26

Yes, it is possible to simulate a quantum computer on a normal one – But you most likely have to sacrifice efficiency. The dimension of the state space rises exponentially with the number of qubits ($2^n$, where $n$ is the number of qubits), so the linear algebra you will be dealing with won't be too light – You'll encounter very large matrices and the ...


23

Yes, it is possible to simulate quantum computations on a classical computer. But the cost of simulations grows exponentially with qubit count and/or circuit depth and/or particular operation counts. For trying ideas quickly, my simulator Quirk is great. It's an open-source drag-and-drop quantum circuit simulator that runs in your web browser. You can ...


16

If you're specifically looking at Q#, then it's super easy to use with an emulator -- in fact, it's not possible to have Q# but not have the emulator, they're bundled together. To get started, first you need to download .NET Core from Microsoft's website. When you download Microsoft's Quantum Development Kit through dotnet new -i "Microsoft.Quantum....

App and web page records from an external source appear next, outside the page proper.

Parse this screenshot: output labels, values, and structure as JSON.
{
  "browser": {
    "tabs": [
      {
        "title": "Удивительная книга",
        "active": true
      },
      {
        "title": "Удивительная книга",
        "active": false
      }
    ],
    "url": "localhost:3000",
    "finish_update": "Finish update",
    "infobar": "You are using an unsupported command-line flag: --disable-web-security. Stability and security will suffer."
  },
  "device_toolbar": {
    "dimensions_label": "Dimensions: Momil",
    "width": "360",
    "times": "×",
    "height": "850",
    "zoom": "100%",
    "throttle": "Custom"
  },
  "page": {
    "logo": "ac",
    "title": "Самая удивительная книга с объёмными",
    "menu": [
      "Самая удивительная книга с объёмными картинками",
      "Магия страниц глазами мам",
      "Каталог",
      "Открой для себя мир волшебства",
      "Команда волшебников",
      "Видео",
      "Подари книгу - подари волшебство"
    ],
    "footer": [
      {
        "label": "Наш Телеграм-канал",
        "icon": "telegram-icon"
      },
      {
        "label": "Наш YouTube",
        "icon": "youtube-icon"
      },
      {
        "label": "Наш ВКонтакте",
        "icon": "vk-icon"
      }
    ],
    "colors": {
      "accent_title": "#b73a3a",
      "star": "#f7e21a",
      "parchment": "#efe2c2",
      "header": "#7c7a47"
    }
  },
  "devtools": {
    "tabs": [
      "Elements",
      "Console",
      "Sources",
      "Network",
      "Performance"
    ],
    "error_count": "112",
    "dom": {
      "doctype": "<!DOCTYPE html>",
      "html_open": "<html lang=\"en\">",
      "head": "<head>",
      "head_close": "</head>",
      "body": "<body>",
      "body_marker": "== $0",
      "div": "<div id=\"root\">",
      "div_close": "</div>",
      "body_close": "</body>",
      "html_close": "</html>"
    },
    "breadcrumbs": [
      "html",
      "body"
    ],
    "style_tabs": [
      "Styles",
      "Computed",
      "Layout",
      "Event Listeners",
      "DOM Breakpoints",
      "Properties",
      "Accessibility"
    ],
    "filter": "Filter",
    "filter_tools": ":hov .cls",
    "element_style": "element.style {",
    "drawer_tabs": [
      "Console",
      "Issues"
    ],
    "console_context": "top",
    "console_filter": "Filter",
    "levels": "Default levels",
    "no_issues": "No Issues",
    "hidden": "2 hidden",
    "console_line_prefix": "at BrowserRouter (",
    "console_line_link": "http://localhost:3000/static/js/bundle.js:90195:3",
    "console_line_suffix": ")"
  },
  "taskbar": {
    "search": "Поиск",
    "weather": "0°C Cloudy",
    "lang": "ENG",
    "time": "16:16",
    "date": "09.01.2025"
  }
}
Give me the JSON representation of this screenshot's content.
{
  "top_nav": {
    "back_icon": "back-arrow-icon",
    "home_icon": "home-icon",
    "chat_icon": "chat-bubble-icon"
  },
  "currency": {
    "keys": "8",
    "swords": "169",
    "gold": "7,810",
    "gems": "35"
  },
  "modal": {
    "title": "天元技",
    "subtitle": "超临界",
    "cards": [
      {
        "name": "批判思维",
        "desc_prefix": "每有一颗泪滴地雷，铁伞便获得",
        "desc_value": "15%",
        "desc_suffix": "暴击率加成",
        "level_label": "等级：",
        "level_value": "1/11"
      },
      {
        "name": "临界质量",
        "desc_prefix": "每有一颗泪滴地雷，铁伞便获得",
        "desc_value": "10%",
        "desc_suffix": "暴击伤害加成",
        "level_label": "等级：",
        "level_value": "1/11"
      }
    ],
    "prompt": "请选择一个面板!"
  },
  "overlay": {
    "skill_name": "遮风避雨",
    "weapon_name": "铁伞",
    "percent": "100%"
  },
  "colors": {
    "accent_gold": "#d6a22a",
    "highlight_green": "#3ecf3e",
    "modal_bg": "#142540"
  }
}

5

A logical qubit is made out of many physical qubits (or qudits), simply selecting a particular two-dimensional subspace. So you can’t make it “exclusively” out of logical qubits because they sit on top of real physical qubits. In fact, if you're thinking about a terminology of "virtual qubits", that is actually best thought of as a synonym for "logical ...


5

It is certainly sufficient to always calculate the full $2^n\times 2^n$ unitary matrix, and then apply it to the $2^n$-entry state vector. If that's what you choose to do, that's all you have to do as all the entanglement information is contained in that vector. A quick and easy way to see if a particular qubit is entangled is to take the partial trace of ...


3

I think a nice "overview" about the subject can be found at: Quantiki They have a list of quantum computer simulators in several languages, some of the simulators have been cited here before. However, they keep a list that they update to inform (or try to inform) of the project's status. There are some "libraries" such as: Haskell qchas (qchas: A library ...


3

Yes. If you build it yourself, find a 3rd party computer with the same specs as the BullSequana M9600 series, or come up with €100K+ and buy a system from Atos. Notice the similarity between the BullSequana M9600 series and the Atos QLM. Same box (and probably internal components) with different software (but you wanted to use your own, Q#). Atos claims: "...


2

Is it possible to emulate a quantum network over a classic network? Yes. The following projects are currently available: SimulaQron SimulaQron is a distributed simulation of the end nodes in a future quantum internet with the specific goal to explore application development. The end nodes in a quantum internet are few qubit processors, which may ...


2

I joined the Quantum internet Hackaton with Simulaqron We did simulations for the quantum leader election algorithms Simulaqron is more an abstract simulator on a classical computer or classical network. Most important aspect is entanglement between 2 nodes. This can be done with only command called EPR and creates an entangled pair of qubits on different ...


2

Short answer: Logical qubits are just an abstraction above physical qubits. A logical qubit is something (see after for examples) that acts like a qubit. Some examples A logical qubit can be: A single physical qubit. This is the case for most of (all?) the quantum chips currently available. In this case, the logical qubit has no advantage over the ...


Only top voted, non community-wiki answers of a minimum length are eligible